Two weeks ago I had a mammogram. I’m thirty-six.
It started with something that looked off. I noticed it while I was in Chicago, though if I am honest with myself I noticed earlier and just brushed it off. When it didn’t go away on its own I decided to make an appointment with my primary care physician. I adore my doctor. I’ve been with her for a decade and she knows me very well, not only medically but personally. She’s one of those doctors that takes the time to get to know her patients and understands us a human beings, not just illnesses. She knows I have a tendency to worry about nothing, but also not take my medication like I’m supposed to. She’s a whip-smart straight-shooter and I trust her implicitly. I also know that she is an excellent doctor and I fully expected her to take one look at me and be able to either identify the issue or have a damn good idea of what it was.

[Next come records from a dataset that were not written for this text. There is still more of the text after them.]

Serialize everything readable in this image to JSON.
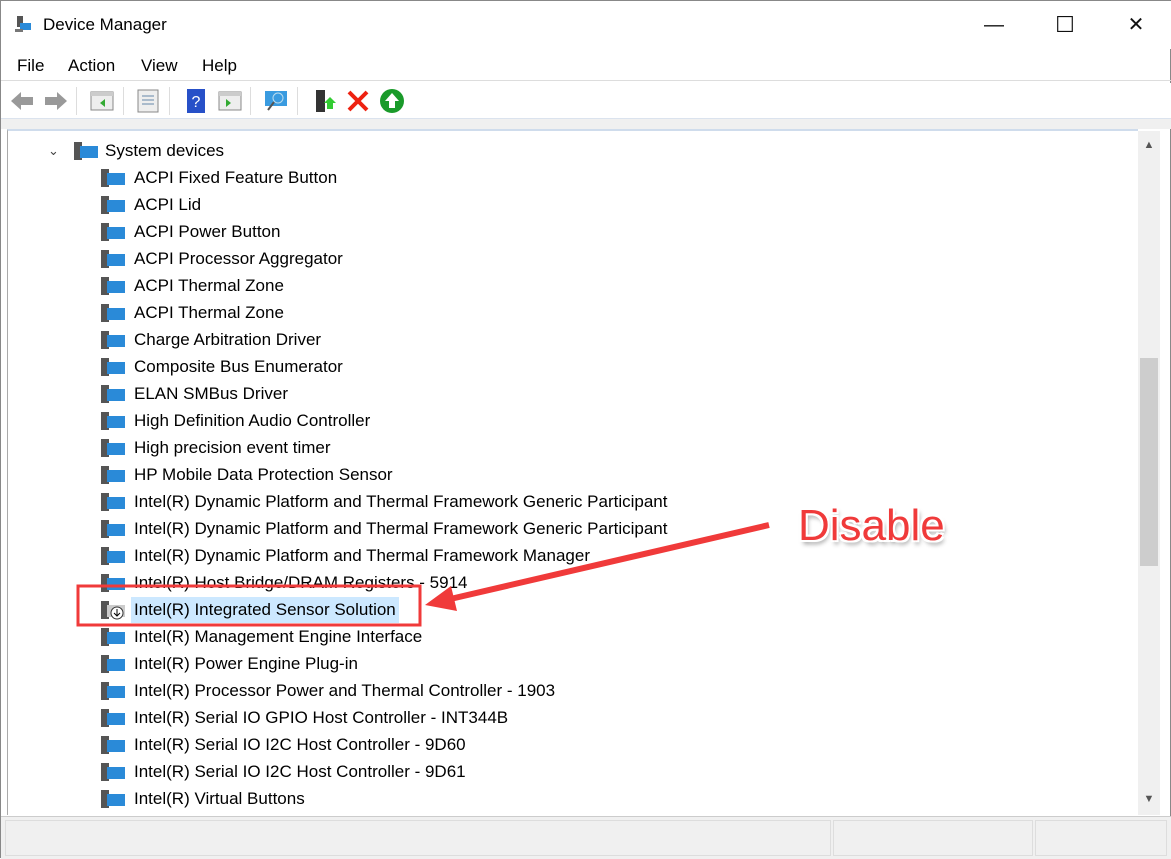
{
  "window": {
    "title": "Device Manager",
    "minimize": "—",
    "maximize": "☐",
    "close": "✕"
  },
  "menu": [
    "File",
    "Action",
    "View",
    "Help"
  ],
  "toolbar": [
    "back-icon",
    "forward-icon",
    "show-hide-console-tree-icon",
    "properties-icon",
    "help-icon",
    "show-action-pane-icon",
    "scan-hardware-icon",
    "update-driver-icon",
    "uninstall-icon",
    "enable-device-icon"
  ],
  "tree": {
    "category": "System devices",
    "items": [
      "ACPI Fixed Feature Button",
      "ACPI Lid",
      "ACPI Power Button",
      "ACPI Processor Aggregator",
      "ACPI Thermal Zone",
      "ACPI Thermal Zone",
      "Charge Arbitration Driver",
      "Composite Bus Enumerator",
      "ELAN SMBus Driver",
      "High Definition Audio Controller",
      "High precision event timer",
      "HP Mobile Data Protection Sensor",
      "Intel(R) Dynamic Platform and Thermal Framework Generic Participant",
      "Intel(R) Dynamic Platform and Thermal Framework Generic Participant",
      "Intel(R) Dynamic Platform and Thermal Framework Manager",
      "Intel(R) Host Bridge/DRAM Registers - 5914",
      "Intel(R) Integrated Sensor Solution",
      "Intel(R) Management Engine Interface",
      "Intel(R) Power Engine Plug-in",
      "Intel(R) Processor Power and Thermal Controller - 1903",
      "Intel(R) Serial IO GPIO Host Controller - INT344B",
      "Intel(R) Serial IO I2C Host Controller - 9D60",
      "Intel(R) Serial IO I2C Host Controller - 9D61",
      "Intel(R) Virtual Buttons"
    ],
    "selected_index": 16
  },
  "annotation": {
    "label": "Disable",
    "color": "#f03a3a"
  }
}
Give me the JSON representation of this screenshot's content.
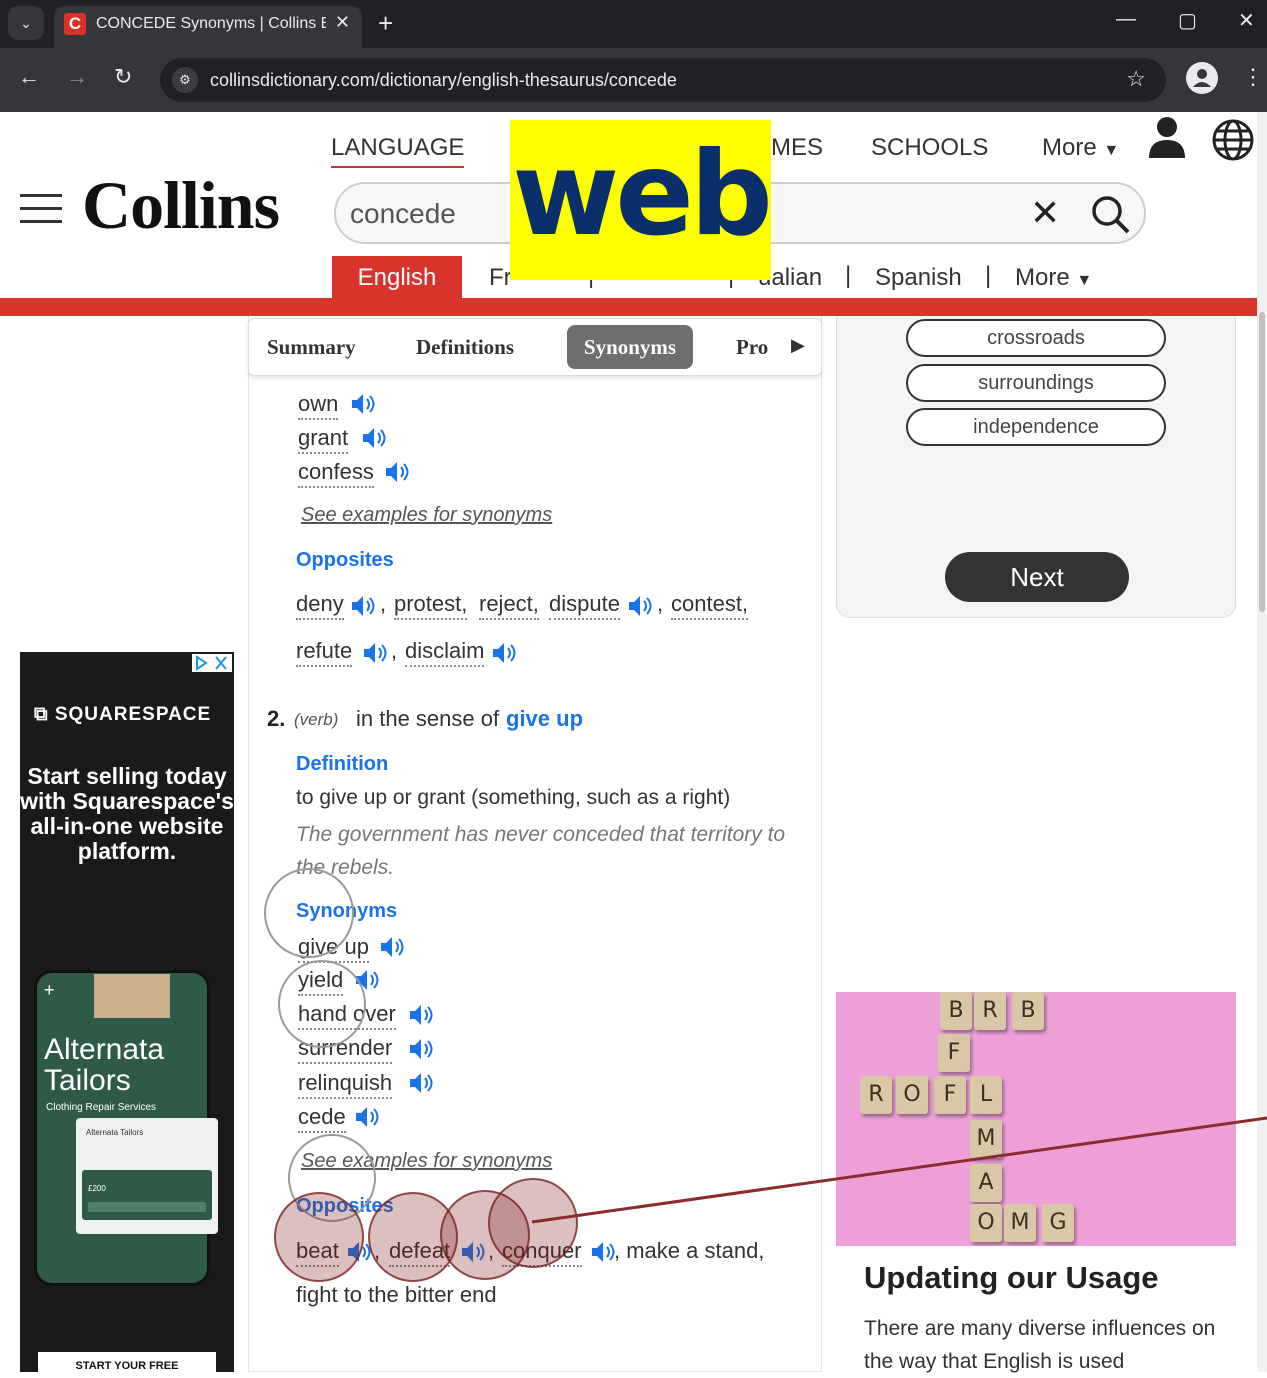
{
  "browser": {
    "tab_title": "CONCEDE Synonyms | Collins E",
    "tab_favicon": "C",
    "url": "collinsdictionary.com/dictionary/english-thesaurus/concede"
  },
  "header": {
    "nav": [
      "LANGUAGE",
      "MES",
      "SCHOOLS",
      "More"
    ],
    "logo": "Collins",
    "search_value": "concede",
    "watermark": "web",
    "languages": [
      "English",
      "Fr",
      "ualian",
      "Spanish",
      "More"
    ]
  },
  "subtabs": [
    "Summary",
    "Definitions",
    "Synonyms",
    "Pro"
  ],
  "sense1": {
    "synonyms": [
      "own",
      "grant",
      "confess"
    ],
    "examples_link": "See examples for synonyms",
    "opposites_label": "Opposites",
    "opposites_row1": [
      "deny",
      "protest,",
      "reject,",
      "dispute",
      "contest,"
    ],
    "opposites_row2": [
      "refute",
      "disclaim"
    ]
  },
  "sense2": {
    "number": "2.",
    "pos": "(verb)",
    "in_sense": "in the sense of",
    "sense_word": "give up",
    "definition_label": "Definition",
    "definition": "to give up or grant (something, such as a right)",
    "example": "The government has never conceded that territory to the rebels.",
    "synonyms_label": "Synonyms",
    "synonyms": [
      "give up",
      "yield",
      "hand over",
      "surrender",
      "relinquish",
      "cede"
    ],
    "examples_link": "See examples for synonyms",
    "opposites_label": "Opposites",
    "opposites": [
      "beat",
      "defeat",
      "conquer"
    ],
    "opposites_tail": ", make a stand,",
    "opposites_row2": "fight to the bitter end"
  },
  "quiz": {
    "options": [
      "crossroads",
      "surroundings",
      "independence"
    ],
    "next_label": "Next"
  },
  "usage": {
    "tiles": [
      "B",
      "R",
      "B",
      "F",
      "R",
      "O",
      "F",
      "L",
      "M",
      "A",
      "O",
      "M",
      "G"
    ],
    "title": "Updating our Usage",
    "text": "There are many diverse influences on the way that English is used"
  },
  "ad": {
    "brand": "SQUARESPACE",
    "headline": "Start selling today with Squarespace's all-in-one website platform.",
    "phone_title": "Alternata Tailors",
    "phone_sub": "Clothing Repair Services",
    "card_title": "Alternata Tailors",
    "card_price": "£200",
    "cta": "START YOUR FREE"
  }
}
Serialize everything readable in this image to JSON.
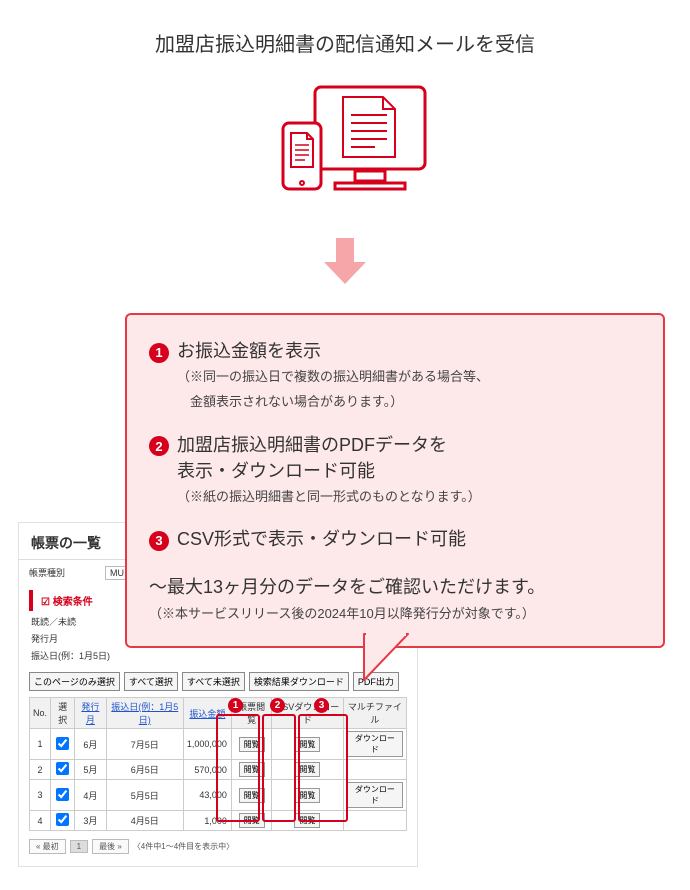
{
  "title": "加盟店振込明細書の配信通知メールを受信",
  "callout": {
    "features": [
      {
        "num": "1",
        "head": "お振込金額を表示",
        "note1": "（※同一の振込日で複数の振込明細書がある場合等、",
        "note2": "　金額表示されない場合があります。）"
      },
      {
        "num": "2",
        "head": "加盟店振込明細書のPDFデータを",
        "head2": "表示・ダウンロード可能",
        "note1": "（※紙の振込明細書と同一形式のものとなります。）"
      },
      {
        "num": "3",
        "head": "CSV形式で表示・ダウンロード可能"
      }
    ],
    "summary": "～最大13ヶ月分のデータをご確認いただけます。",
    "summary_note": "（※本サービスリリース後の2024年10月以降発行分が対象です。）"
  },
  "panel": {
    "title": "帳票の一覧",
    "type_label": "帳票種別",
    "type_value": "MU",
    "search_head": "検索条件",
    "cond_read": "既読／未読",
    "cond_month": "発行月",
    "cond_date": "振込日(例：1月5日)",
    "btns": {
      "page_only": "このページのみ選択",
      "all": "すべて選択",
      "none": "すべて未選択",
      "dl_result": "検索結果ダウンロード",
      "pdf": "PDF出力"
    },
    "headers": {
      "no": "No.",
      "sel": "選択",
      "month": "発行月",
      "date": "振込日(例：1月5日)",
      "amount": "振込金額",
      "view": "帳票閲覧",
      "csv": "CSVダウンロード",
      "multi": "マルチファイル"
    },
    "rows": [
      {
        "no": "1",
        "month": "6月",
        "date": "7月5日",
        "amount": "1,000,000",
        "view": "閲覧",
        "csv": "閲覧",
        "multi": "ダウンロード"
      },
      {
        "no": "2",
        "month": "5月",
        "date": "6月5日",
        "amount": "570,000",
        "view": "閲覧",
        "csv": "閲覧",
        "multi": ""
      },
      {
        "no": "3",
        "month": "4月",
        "date": "5月5日",
        "amount": "43,000",
        "view": "閲覧",
        "csv": "閲覧",
        "multi": "ダウンロード"
      },
      {
        "no": "4",
        "month": "3月",
        "date": "4月5日",
        "amount": "1,000",
        "view": "閲覧",
        "csv": "閲覧",
        "multi": ""
      }
    ],
    "pager": {
      "first": "« 最初",
      "page1": "1",
      "last": "最後 »",
      "info": "〈4件中1～4件目を表示中〉"
    }
  },
  "overlay_nums": {
    "one": "1",
    "two": "2",
    "three": "3"
  }
}
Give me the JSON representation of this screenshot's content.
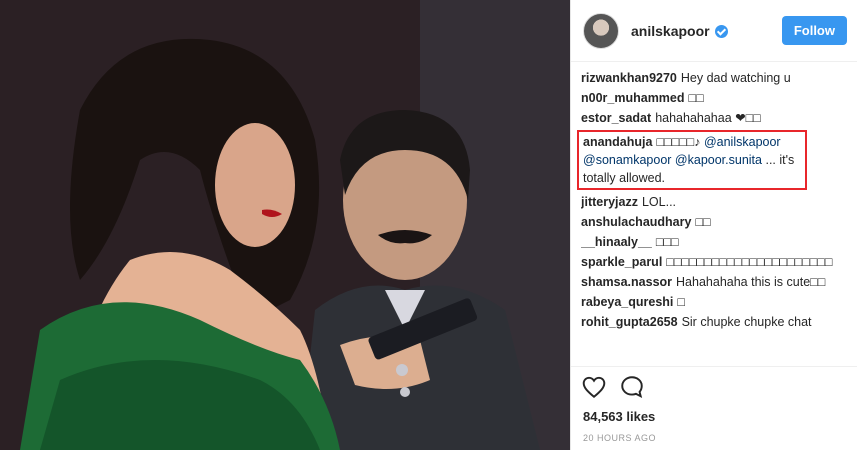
{
  "post": {
    "username": "anilskapoor",
    "follow_label": "Follow",
    "likes": "84,563 likes",
    "time": "20 HOURS AGO"
  },
  "comments": [
    {
      "user": "rizwankhan9270",
      "text": "Hey dad watching u"
    },
    {
      "user": "n00r_muhammed",
      "text": "□□"
    },
    {
      "user": "estor_sadat",
      "text": "hahahahahaa ❤□□"
    },
    {
      "user": "anandahuja",
      "text": "□□□□□♪",
      "m1": "@anilskapoor",
      "m2": "@sonamkapoor",
      "m3": "@kapoor.sunita",
      "tail": "... it's totally allowed."
    },
    {
      "user": "jitteryjazz",
      "text": "LOL..."
    },
    {
      "user": "anshulachaudhary",
      "text": "□□"
    },
    {
      "user": "__hinaaly__",
      "text": "□□□"
    },
    {
      "user": "sparkle_parul",
      "text": "□□□□□□□□□□□□□□□□□□□□□□"
    },
    {
      "user": "shamsa.nassor",
      "text": "Hahahahaha this is cute□□"
    },
    {
      "user": "rabeya_qureshi",
      "text": "□"
    },
    {
      "user": "rohit_gupta2658",
      "text": "Sir chupke chupke chat"
    }
  ],
  "icons": {
    "like": "heart-icon",
    "comment": "speech-bubble-icon",
    "verified": "verified-badge-icon"
  },
  "colors": {
    "follow_bg": "#3897f0",
    "highlight_border": "#e8262b",
    "mention": "#003569"
  }
}
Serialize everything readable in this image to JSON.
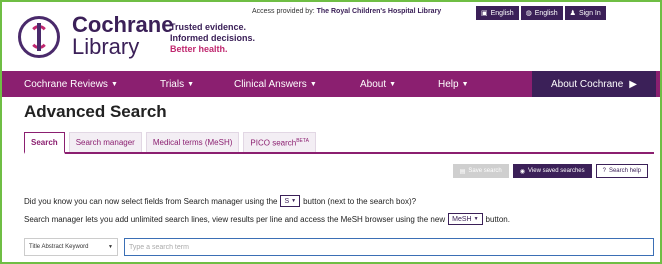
{
  "header": {
    "brand_line1": "Cochrane",
    "brand_line2": "Library",
    "tagline1": "Trusted evidence.",
    "tagline2": "Informed decisions.",
    "tagline3": "Better health.",
    "access_label": "Access provided by:",
    "access_org": "The Royal Children's Hospital Library",
    "util": [
      {
        "label": "English",
        "icon": "document-icon"
      },
      {
        "label": "English",
        "icon": "globe-icon"
      },
      {
        "label": "Sign In",
        "icon": "user-icon"
      }
    ]
  },
  "nav": {
    "items": [
      "Cochrane Reviews",
      "Trials",
      "Clinical Answers",
      "About",
      "Help"
    ],
    "about_cochrane": "About Cochrane"
  },
  "page": {
    "title": "Advanced Search"
  },
  "tabs": [
    "Search",
    "Search manager",
    "Medical terms (MeSH)",
    "PICO search",
    "BETA"
  ],
  "buttons": {
    "save": "Save search",
    "view_saved": "View saved searches",
    "help": "Search help"
  },
  "info": {
    "line1_a": "Did you know you can now select fields from Search manager using the",
    "line1_btn": "S",
    "line1_b": "button (next to the search box)?",
    "line2_a": "Search manager lets you add unlimited search lines, view results per line and access the MeSH browser using the new",
    "line2_btn": "MeSH",
    "line2_b": "button."
  },
  "search": {
    "field_value": "Title Abstract Keyword",
    "placeholder": "Type a search term"
  },
  "colors": {
    "purple": "#8b1f70",
    "dark_purple": "#3b2058",
    "border_green": "#6fbe44"
  }
}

That isn’t what happened. She looked me over, asked some questions, got a little handsy in a professional way and told me that she simply didn’t know. This was going to require further testing, namely a mammogram and an ultrasound. Her office would communicate with insurance to get it approved because a mammogram before the age of forty is kind of a non-standard thing. By end of business that day the office called me to tell me that everything was a go and the breast center would call me to set up the tests. They called me the next business day, getting me in bright and early two days later. Once at the breast center they decided that they needed to run tests on both of my breasts and not just the one initially prescribed, a little worrying for me but useful for them. The mammogram itself was painless. The ultrasound was a little uncomfortable. The doctor and tech in my appointment both felt pretty confident my results were clear, though the sobbing down the hall reminded me how lucky I was.
Before I left, though, I was asked about family history and some risk factors. I made a phone call to my mother and answered as best as I could. Then I went home, got the official results that afternoon: nothing on either test so now we needed to move on to dermatology and a breast specialist because we still don’t know what the heck the issue is. That’s kind of where things still are, though my major fears and worries calmed down massively. I had sort of let everything fade from my mind (more pressing issues popped up) until I got the mail yesterday.
It was a letter from the breast center.
I’ve known this was a possibility for some time and genetic testing has been on the horizon, though various insurance concerns when switching from one carrier to another created issues. This is different, though. This is a letter from doctors treating me very straightforwardly informing me that I have an increased risk. This isn’t my mother’s doctor suggesting the test on some maybes or my own fears. This is directly about me and my situation and it is the first step in a journey that I never wanted to be on. It may not end in cancer land. It may just dead end somewhere in a mess of tests that don’t tell me much of anything. It may never matter. It’s a journey I’m now on.
I’ll call the genetic counselor tomorrow. We’ll figure out next steps and what we need to send off to the insurance to go from here. I have no idea what to expect, but I’m here. And I’ve got this.